Student special educational needs teachers help others Covid19 pandemic

Student special educational needs teachers help others Covid19 pandemic

When student teachers in Lancashire were forced to cancel a key conference about inclusion that they had spent months planning they made sure their efforts to help others were not thwarted by the impact of the coronavirus pandemic. 

Inclusion in the Modern Day was due to take place at the Lancaster campus of University of Cumbria, organised by its second-year students on their four-year BA HonPrimary Education with QTS in Inclusion/SEND (special educational needs) programme. 

The students had spent months raising funds in the run-up to the conference to cover costs such as accommodation for visiting keynote speakers, catering and marketing. Events included sponsored walks, raffles and bake sales.  

Following cancellation, the student teachers have been able to donate a quantity of tea, coffee and snacks to Morecambe Bay Food Bank and a total of £827.66 has been given to the Fylde Sharks Disability Swimming Club based in Lytham St Annes. 

Student teacher Anna Stevenson said: “Owing to the ongoing issues regarding coronavirus, we had to make the hard decision to cancel the conference. We’d already purchased coffee, sugar and biscuits for the day so as soon as we knew the conference was cancelled we were able to donate these to the Morecambe Bay Food Bank.  

“A decision had also been reached that any funds left over would be donated to the swimming club. We’d designated this as our chosen charity before the conference because one of my peers had previously worked there and seen the great work they do for children with additional needs.  

“It means we’ve been able to donate £827.66 to the Fylde Sharks Disability Swimming Club and they’ve informed me that this money will help towards when they hope to restart in September.
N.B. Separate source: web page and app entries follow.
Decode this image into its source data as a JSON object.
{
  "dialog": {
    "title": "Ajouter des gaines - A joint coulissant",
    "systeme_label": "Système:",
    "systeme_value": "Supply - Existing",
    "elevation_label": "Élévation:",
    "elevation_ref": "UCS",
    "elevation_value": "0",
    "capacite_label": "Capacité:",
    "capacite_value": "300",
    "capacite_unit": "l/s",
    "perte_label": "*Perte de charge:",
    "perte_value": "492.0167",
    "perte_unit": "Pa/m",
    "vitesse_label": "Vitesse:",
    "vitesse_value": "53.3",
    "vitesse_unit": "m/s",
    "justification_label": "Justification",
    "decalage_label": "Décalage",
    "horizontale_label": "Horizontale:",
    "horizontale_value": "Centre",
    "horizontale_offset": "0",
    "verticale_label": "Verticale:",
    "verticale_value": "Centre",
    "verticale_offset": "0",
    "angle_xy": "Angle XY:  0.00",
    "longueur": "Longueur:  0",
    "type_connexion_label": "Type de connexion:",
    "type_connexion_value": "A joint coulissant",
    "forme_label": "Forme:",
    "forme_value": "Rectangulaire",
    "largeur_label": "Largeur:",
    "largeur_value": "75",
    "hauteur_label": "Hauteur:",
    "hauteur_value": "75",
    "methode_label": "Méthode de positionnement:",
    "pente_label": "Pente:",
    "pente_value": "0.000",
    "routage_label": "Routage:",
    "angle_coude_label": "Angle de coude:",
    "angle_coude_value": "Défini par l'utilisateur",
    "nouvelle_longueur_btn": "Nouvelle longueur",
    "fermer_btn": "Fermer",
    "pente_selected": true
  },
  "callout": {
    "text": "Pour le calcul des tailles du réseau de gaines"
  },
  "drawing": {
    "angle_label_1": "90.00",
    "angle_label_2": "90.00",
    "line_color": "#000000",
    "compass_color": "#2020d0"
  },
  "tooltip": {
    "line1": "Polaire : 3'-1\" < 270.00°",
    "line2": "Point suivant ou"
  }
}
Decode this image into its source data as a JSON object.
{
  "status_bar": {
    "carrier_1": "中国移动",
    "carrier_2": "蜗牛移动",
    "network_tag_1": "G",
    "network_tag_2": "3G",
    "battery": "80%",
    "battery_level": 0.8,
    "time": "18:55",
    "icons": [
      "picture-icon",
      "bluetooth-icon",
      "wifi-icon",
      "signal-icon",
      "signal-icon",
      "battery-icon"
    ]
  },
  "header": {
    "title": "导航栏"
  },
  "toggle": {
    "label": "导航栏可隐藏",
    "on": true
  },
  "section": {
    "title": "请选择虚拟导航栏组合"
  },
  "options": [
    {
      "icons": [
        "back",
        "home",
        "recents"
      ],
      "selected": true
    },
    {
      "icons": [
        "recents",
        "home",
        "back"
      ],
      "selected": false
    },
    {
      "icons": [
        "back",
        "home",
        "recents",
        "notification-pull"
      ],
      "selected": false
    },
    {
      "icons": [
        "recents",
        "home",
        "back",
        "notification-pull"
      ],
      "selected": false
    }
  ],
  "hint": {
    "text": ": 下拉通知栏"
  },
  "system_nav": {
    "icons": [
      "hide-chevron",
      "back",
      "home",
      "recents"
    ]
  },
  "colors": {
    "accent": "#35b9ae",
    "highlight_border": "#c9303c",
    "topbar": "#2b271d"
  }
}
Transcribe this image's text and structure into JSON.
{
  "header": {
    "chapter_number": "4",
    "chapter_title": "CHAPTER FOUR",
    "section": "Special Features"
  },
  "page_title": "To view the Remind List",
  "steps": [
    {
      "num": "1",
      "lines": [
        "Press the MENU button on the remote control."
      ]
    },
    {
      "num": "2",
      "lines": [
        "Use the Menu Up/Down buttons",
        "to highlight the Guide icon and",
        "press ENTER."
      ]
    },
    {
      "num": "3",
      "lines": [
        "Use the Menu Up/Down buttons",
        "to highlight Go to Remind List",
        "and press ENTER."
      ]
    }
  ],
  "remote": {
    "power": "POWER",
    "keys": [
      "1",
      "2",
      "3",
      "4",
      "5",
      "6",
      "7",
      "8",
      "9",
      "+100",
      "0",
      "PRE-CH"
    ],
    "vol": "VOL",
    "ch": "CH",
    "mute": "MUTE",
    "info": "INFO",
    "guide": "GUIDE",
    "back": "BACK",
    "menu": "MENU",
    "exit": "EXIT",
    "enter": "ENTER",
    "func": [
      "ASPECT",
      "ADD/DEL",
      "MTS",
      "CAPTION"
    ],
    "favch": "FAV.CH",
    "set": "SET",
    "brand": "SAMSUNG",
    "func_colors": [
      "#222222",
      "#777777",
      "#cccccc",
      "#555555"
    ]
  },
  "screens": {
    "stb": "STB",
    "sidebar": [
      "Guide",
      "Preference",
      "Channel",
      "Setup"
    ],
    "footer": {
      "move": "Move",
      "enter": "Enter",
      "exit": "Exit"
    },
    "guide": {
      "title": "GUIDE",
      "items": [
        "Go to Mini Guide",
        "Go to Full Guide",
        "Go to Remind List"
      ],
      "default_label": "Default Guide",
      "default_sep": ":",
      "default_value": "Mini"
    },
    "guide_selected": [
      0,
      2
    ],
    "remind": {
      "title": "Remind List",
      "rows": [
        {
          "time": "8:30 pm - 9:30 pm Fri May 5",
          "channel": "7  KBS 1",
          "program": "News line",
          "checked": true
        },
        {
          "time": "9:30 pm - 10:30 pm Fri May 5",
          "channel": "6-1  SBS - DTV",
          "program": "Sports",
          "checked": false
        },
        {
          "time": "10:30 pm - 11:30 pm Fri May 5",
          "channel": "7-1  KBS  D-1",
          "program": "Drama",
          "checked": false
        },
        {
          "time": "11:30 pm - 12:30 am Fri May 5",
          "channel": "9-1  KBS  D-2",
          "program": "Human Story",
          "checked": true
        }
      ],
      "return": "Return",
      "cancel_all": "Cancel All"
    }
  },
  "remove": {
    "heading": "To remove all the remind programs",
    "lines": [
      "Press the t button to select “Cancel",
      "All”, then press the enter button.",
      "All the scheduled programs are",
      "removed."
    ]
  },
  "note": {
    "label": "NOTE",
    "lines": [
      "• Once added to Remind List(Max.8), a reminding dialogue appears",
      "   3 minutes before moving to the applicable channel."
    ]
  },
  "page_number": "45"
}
We are so pleased that we’ve been able to help such great causes in this way.” 

Paul Cooper, a swimming teacher at the Fylde Sharks Disability Swimming Club, said: “Thank you from us all at the club to the student teachers at University of Cumbria for their very generous donation. We hope to be restarting in September if all goes well and this will help us cover pool hire and lifeguards for the first few weeks. It’s a significant contribution.” 

Graham Hallett, senior lecturer on the course at the university’s Institute of Education, said: “We’re heartened that, coinciding with Disability Awareness Day in July, our students have made this presentation to these good causes. For the swimming club, it is a sum that is sufficient to pay for pool hire and lifeguards for one month.  

This was money that the group raised to pay for their student-led conference that they arranged as part of one of their modules this last year which unfortunately had to be cancelled. This would have been the 10th conference. We are proud to see how our students have continued to think of and support others despite their event setback.” 

The university’s BA (Hons) Primary Education (5-11): Inclusion with SEND QTS programme equips new teachers with the expertise to inspire, enable and include all children and in particular those with special educational needs and/or disabilities to learn and make progress. 

A key feature of the sector-respected programme is the opportunity for postgraduate study in the fourth year, with successful students gaining the award of Postgraduate Certificate: Inclusion with SEND as well as their BA (Hons) degree. 

University of Cumbria has a long and prestigious history of delivering teaching qualifications and its institute of education is one of the largest and most successful providers of teacher training in the UK. Through its founding institutions, St Martin’s College in Lancaster and Charlotte Mason College in Ambleside, the university has been inspiring teachers and educators through its training and professional development programmes for over 100 years.